═════ Records for the exercise

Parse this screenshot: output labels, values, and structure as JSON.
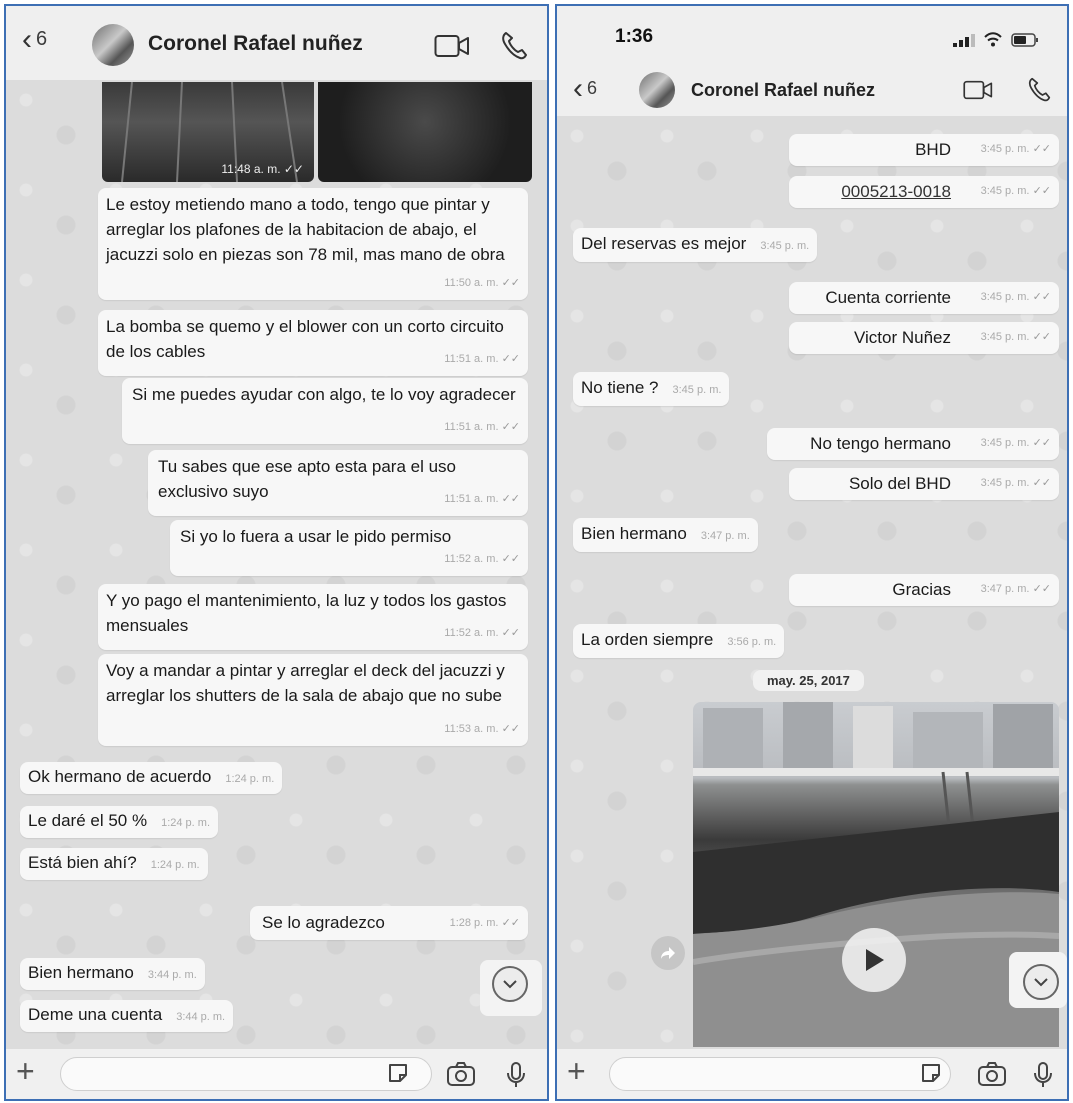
{
  "left": {
    "header": {
      "back_count": "6",
      "contact_name": "Coronel Rafael nuñez"
    },
    "image_time": "11:48 a. m.",
    "messages": [
      {
        "text": "Le estoy metiendo mano a todo, tengo que pintar y arreglar los plafones de la habitacion de abajo, el jacuzzi solo en piezas son 78 mil, mas mano de obra",
        "time": "11:50 a. m."
      },
      {
        "text": "La bomba se quemo y el blower con un corto circuito de los cables",
        "time": "11:51 a. m."
      },
      {
        "text": "Si me puedes ayudar con algo, te lo voy agradecer",
        "time": "11:51 a. m."
      },
      {
        "text": "Tu sabes que ese apto esta para el uso exclusivo suyo",
        "time": "11:51 a. m."
      },
      {
        "text": "Si yo lo fuera a usar le pido permiso",
        "time": "11:52 a. m."
      },
      {
        "text": "Y yo pago el mantenimiento, la luz y todos los gastos mensuales",
        "time": "11:52 a. m."
      },
      {
        "text": "Voy a mandar a pintar y arreglar el deck del jacuzzi y arreglar los shutters de la sala de abajo que no sube",
        "time": "11:53 a. m."
      },
      {
        "text": "Ok hermano de acuerdo",
        "time": "1:24 p. m."
      },
      {
        "text": "Le daré el 50 %",
        "time": "1:24 p. m."
      },
      {
        "text": "Está bien ahí?",
        "time": "1:24 p. m."
      },
      {
        "text": "Se lo agradezco",
        "time": "1:28 p. m."
      },
      {
        "text": "Bien hermano",
        "time": "3:44 p. m."
      },
      {
        "text": "Deme una cuenta",
        "time": "3:44 p. m."
      }
    ],
    "input_placeholder": ""
  },
  "right": {
    "status_time": "1:36",
    "header": {
      "back_count": "6",
      "contact_name": "Coronel Rafael nuñez"
    },
    "messages": [
      {
        "text": "BHD",
        "time": "3:45 p. m."
      },
      {
        "text": "0005213-0018",
        "time": "3:45 p. m."
      },
      {
        "text": "Del reservas es mejor",
        "time": "3:45 p. m."
      },
      {
        "text": "Cuenta corriente",
        "time": "3:45 p. m."
      },
      {
        "text": "Victor Nuñez",
        "time": "3:45 p. m."
      },
      {
        "text": "No tiene ?",
        "time": "3:45 p. m."
      },
      {
        "text": "No tengo hermano",
        "time": "3:45 p. m."
      },
      {
        "text": "Solo del BHD",
        "time": "3:45 p. m."
      },
      {
        "text": "Bien hermano",
        "time": "3:47 p. m."
      },
      {
        "text": "Gracias",
        "time": "3:47 p. m."
      },
      {
        "text": "La orden siempre",
        "time": "3:56 p. m."
      }
    ],
    "date_separator": "may. 25, 2017",
    "input_placeholder": ""
  },
  "colors": {
    "panel_border": "#3d6fb4",
    "chat_background": "#dcdcdc",
    "bubble": "#f7f7f7",
    "timestamp": "#aaaaaa"
  },
  "icons": [
    "back-chevron-icon",
    "video-call-icon",
    "phone-icon",
    "plus-icon",
    "sticker-icon",
    "camera-icon",
    "microphone-icon",
    "scroll-down-icon",
    "play-icon",
    "forward-icon",
    "signal-icon",
    "wifi-icon",
    "battery-icon"
  ]
}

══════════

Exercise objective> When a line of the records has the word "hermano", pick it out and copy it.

Task answer>
        "text": "Ok hermano de acuerdo",
        "text": "Bien hermano",
        "text": "No tengo hermano",
        "text": "Bien hermano",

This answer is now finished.